== Segment start ==

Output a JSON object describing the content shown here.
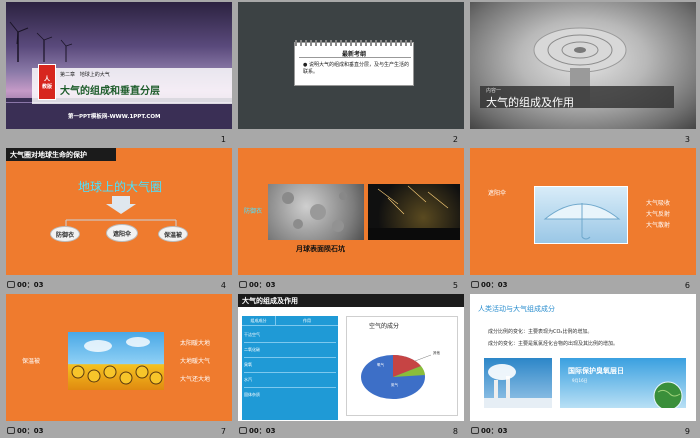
{
  "slides": [
    {
      "num": "1",
      "chapter": "第二章",
      "chapter_sub": "地球上的大气",
      "badge_top": "人",
      "badge_bot": "教版",
      "title": "大气的组成和垂直分层",
      "footer": "第一PPT模板网-WWW.1PPT.COM"
    },
    {
      "num": "2",
      "box_title": "最新考纲",
      "bullet": "说明大气的组成和垂直分层，及与生产生活的联系。"
    },
    {
      "num": "3",
      "kicker": "内容一",
      "title": "大气的组成及作用"
    },
    {
      "num": "4",
      "header": "大气圈对地球生命的保护",
      "subtitle": "地球上的大气圈",
      "pills": [
        "防御衣",
        "遮阳伞",
        "保温被"
      ],
      "timing": "00：03"
    },
    {
      "num": "5",
      "left_label": "防御衣",
      "caption": "月球表面陨石坑",
      "timing": "00：03"
    },
    {
      "num": "6",
      "left_label": "遮阳伞",
      "right_labels": [
        "大气吸收",
        "大气反射",
        "大气散射"
      ],
      "timing": "00：03"
    },
    {
      "num": "7",
      "left_label": "保温被",
      "right_labels": [
        "太阳暖大地",
        "大地暖大气",
        "大气还大地"
      ],
      "timing": "00：03"
    },
    {
      "num": "8",
      "header": "大气的组成及作用",
      "chart_title": "空气的成分",
      "table_head": [
        "组成成分",
        "作用"
      ],
      "rows": [
        "干洁空气",
        "二氧化碳",
        "臭氧",
        "水汽",
        "固体杂质"
      ],
      "pie_labels": [
        "氧气",
        "氮气",
        "其他"
      ],
      "timing": "00：03"
    },
    {
      "num": "9",
      "title": "人类活动与大气组成成分",
      "line1": "成分比例的变化：主要表现为CO₂比例的增加。",
      "line2": "成分的变化：主要是氟氯烃化合物的出现及其比例的增加。",
      "poster": "国际保护臭氧层日",
      "poster_date": "9月16日",
      "timing": "00：03"
    }
  ],
  "colors": {
    "accent": "#ef7b2e",
    "selection": "#e35b1f",
    "chapter_badge": "#d7261e"
  }
}
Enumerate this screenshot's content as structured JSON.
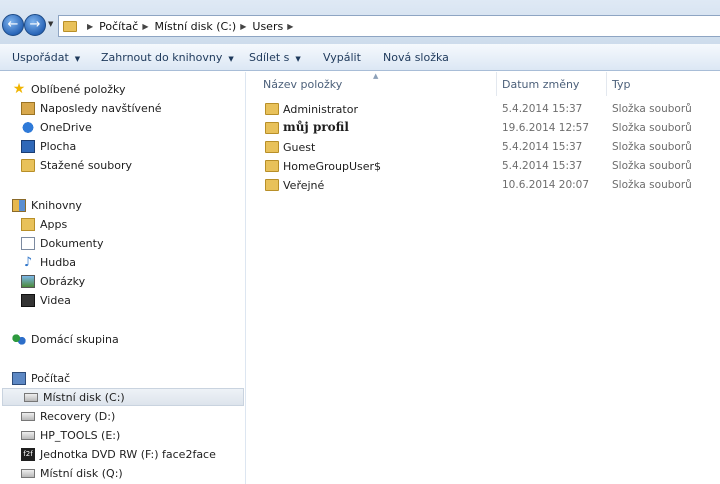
{
  "address": {
    "breadcrumbs": [
      "Počítač",
      "Místní disk (C:)",
      "Users"
    ]
  },
  "toolbar": {
    "items": [
      {
        "label": "Uspořádat",
        "has_menu": true
      },
      {
        "label": "Zahrnout do knihovny",
        "has_menu": true
      },
      {
        "label": "Sdílet s",
        "has_menu": true
      },
      {
        "label": "Vypálit",
        "has_menu": false
      },
      {
        "label": "Nová složka",
        "has_menu": false
      }
    ]
  },
  "nav": {
    "favorites": {
      "title": "Oblíbené položky",
      "items": [
        "Naposledy navštívené",
        "OneDrive",
        "Plocha",
        "Stažené soubory"
      ]
    },
    "libraries": {
      "title": "Knihovny",
      "items": [
        "Apps",
        "Dokumenty",
        "Hudba",
        "Obrázky",
        "Videa"
      ]
    },
    "homegroup": "Domácí skupina",
    "computer": {
      "title": "Počítač",
      "items": [
        "Místní disk (C:)",
        "Recovery (D:)",
        "HP_TOOLS (E:)",
        "Jednotka DVD RW (F:) face2face",
        "Místní disk (Q:)"
      ],
      "selected_index": 0,
      "dvd_badge": "f2f"
    }
  },
  "columns": {
    "name": "Název položky",
    "date": "Datum změny",
    "type": "Typ"
  },
  "files": [
    {
      "name": "Administrator",
      "date": "5.4.2014 15:37",
      "type": "Složka souborů"
    },
    {
      "name": "můj profil",
      "date": "19.6.2014 12:57",
      "type": "Složka souborů"
    },
    {
      "name": "Guest",
      "date": "5.4.2014 15:37",
      "type": "Složka souborů"
    },
    {
      "name": "HomeGroupUser$",
      "date": "5.4.2014 15:37",
      "type": "Složka souborů"
    },
    {
      "name": "Veřejné",
      "date": "10.6.2014 20:07",
      "type": "Složka souborů"
    }
  ]
}
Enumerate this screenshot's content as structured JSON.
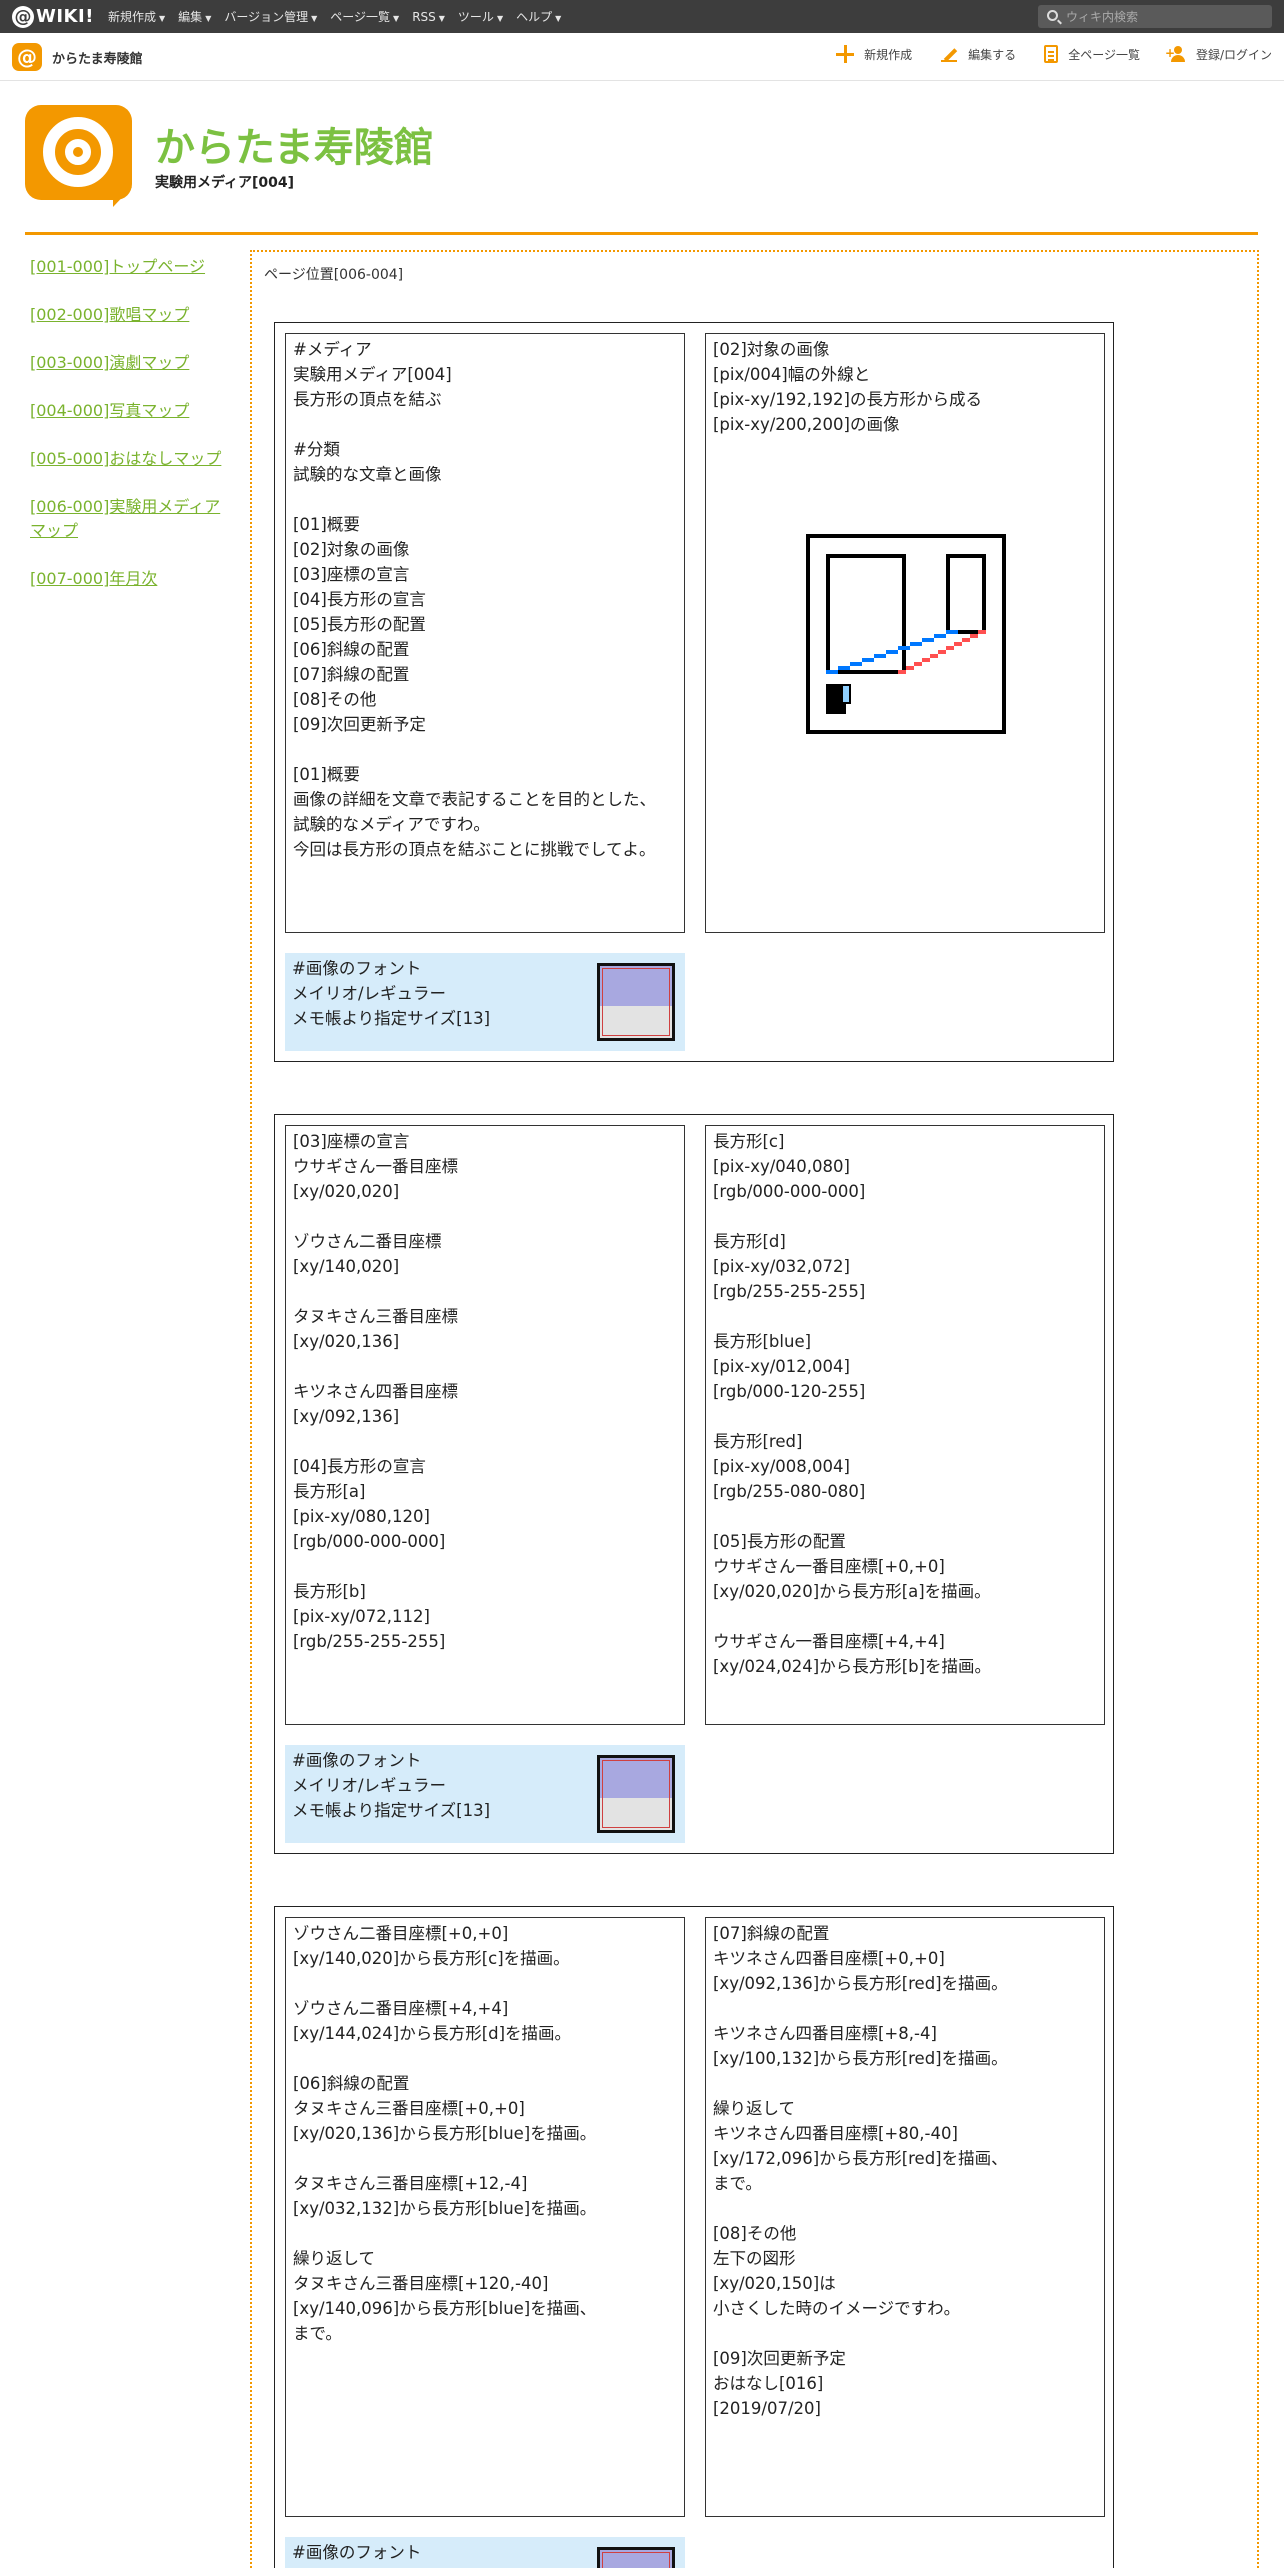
{
  "topbar": {
    "logo_at": "@",
    "logo_text": "WIKI!",
    "nav": [
      "新規作成",
      "編集",
      "バージョン管理",
      "ページ一覧",
      "RSS",
      "ツール",
      "ヘルプ"
    ],
    "search_placeholder": "ウィキ内検索"
  },
  "subbar": {
    "site_name": "からたま寿陵館",
    "actions": [
      "新規作成",
      "編集する",
      "全ページ一覧",
      "登録/ログイン"
    ]
  },
  "header": {
    "title": "からたま寿陵館",
    "subtitle": "実験用メディア[004]"
  },
  "sidebar": {
    "links": [
      "[001-000]トップページ",
      "[002-000]歌唱マップ",
      "[003-000]演劇マップ",
      "[004-000]写真マップ",
      "[005-000]おはなしマップ",
      "[006-000]実験用メディアマップ",
      "[007-000]年月次"
    ]
  },
  "content": {
    "page_position": "ページ位置[006-004]",
    "panel1": {
      "left": "#メディア\n実験用メディア[004]\n長方形の頂点を結ぶ\n\n#分類\n試験的な文章と画像\n\n[01]概要\n[02]対象の画像\n[03]座標の宣言\n[04]長方形の宣言\n[05]長方形の配置\n[06]斜線の配置\n[07]斜線の配置\n[08]その他\n[09]次回更新予定\n\n[01]概要\n画像の詳細を文章で表記することを目的とした、\n試験的なメディアですわ。\n今回は長方形の頂点を結ぶことに挑戦でしてよ。",
      "right": "[02]対象の画像\n[pix/004]幅の外線と\n[pix-xy/192,192]の長方形から成る\n[pix-xy/200,200]の画像",
      "font": "#画像のフォント\nメイリオ/レギュラー\nメモ帳より指定サイズ[13]"
    },
    "panel2": {
      "left": "[03]座標の宣言\nウサギさん一番目座標\n[xy/020,020]\n\nゾウさん二番目座標\n[xy/140,020]\n\nタヌキさん三番目座標\n[xy/020,136]\n\nキツネさん四番目座標\n[xy/092,136]\n\n[04]長方形の宣言\n長方形[a]\n[pix-xy/080,120]\n[rgb/000-000-000]\n\n長方形[b]\n[pix-xy/072,112]\n[rgb/255-255-255]",
      "right": "長方形[c]\n[pix-xy/040,080]\n[rgb/000-000-000]\n\n長方形[d]\n[pix-xy/032,072]\n[rgb/255-255-255]\n\n長方形[blue]\n[pix-xy/012,004]\n[rgb/000-120-255]\n\n長方形[red]\n[pix-xy/008,004]\n[rgb/255-080-080]\n\n[05]長方形の配置\nウサギさん一番目座標[+0,+0]\n[xy/020,020]から長方形[a]を描画。\n\nウサギさん一番目座標[+4,+4]\n[xy/024,024]から長方形[b]を描画。",
      "font": "#画像のフォント\nメイリオ/レギュラー\nメモ帳より指定サイズ[13]"
    },
    "panel3": {
      "left": "ゾウさん二番目座標[+0,+0]\n[xy/140,020]から長方形[c]を描画。\n\nゾウさん二番目座標[+4,+4]\n[xy/144,024]から長方形[d]を描画。\n\n[06]斜線の配置\nタヌキさん三番目座標[+0,+0]\n[xy/020,136]から長方形[blue]を描画。\n\nタヌキさん三番目座標[+12,-4]\n[xy/032,132]から長方形[blue]を描画。\n\n繰り返して\nタヌキさん三番目座標[+120,-40]\n[xy/140,096]から長方形[blue]を描画、\nまで。",
      "right": "[07]斜線の配置\nキツネさん四番目座標[+0,+0]\n[xy/092,136]から長方形[red]を描画。\n\nキツネさん四番目座標[+8,-4]\n[xy/100,132]から長方形[red]を描画。\n\n繰り返して\nキツネさん四番目座標[+80,-40]\n[xy/172,096]から長方形[red]を描画、\nまで。\n\n[08]その他\n左下の図形\n[xy/020,150]は\n小さくした時のイメージですわ。\n\n[09]次回更新予定\nおはなし[016]\n[2019/07/20]",
      "font": "#画像のフォント\nメイリオ/レギュラー"
    }
  },
  "colors": {
    "brand_orange": "#f39800",
    "title_green": "#7cc142",
    "link_green": "#7ab32e",
    "font_box_bg": "#d6ecfa",
    "blue_line": "#0078ff",
    "red_line": "#ff5050"
  }
}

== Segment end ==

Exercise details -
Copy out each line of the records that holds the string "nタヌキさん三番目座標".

Output below -
      "left": "[03]座標の宣言\nウサギさん一番目座標\n[xy/020,020]\n\nゾウさん二番目座標\n[xy/140,020]\n\nタヌキさん三番目座標\n[xy/020,136]\n\nキツネさん四番目座標\n[xy/092,136]\n\n[04]長方形の宣言\n長方形[a]\n[pix-xy/080,120]\n[rgb/000-000-000]\n\n長方形[b]\n[pix-xy/072,112]\n[rgb/255-255-255]",
      "left": "ゾウさん二番目座標[+0,+0]\n[xy/140,020]から長方形[c]を描画。\n\nゾウさん二番目座標[+4,+4]\n[xy/144,024]から長方形[d]を描画。\n\n[06]斜線の配置\nタヌキさん三番目座標[+0,+0]\n[xy/020,136]から長方形[blue]を描画。\n\nタヌキさん三番目座標[+12,-4]\n[xy/032,132]から長方形[blue]を描画。\n\n繰り返して\nタヌキさん三番目座標[+120,-40]\n[xy/140,096]から長方形[blue]を描画、\nまで。",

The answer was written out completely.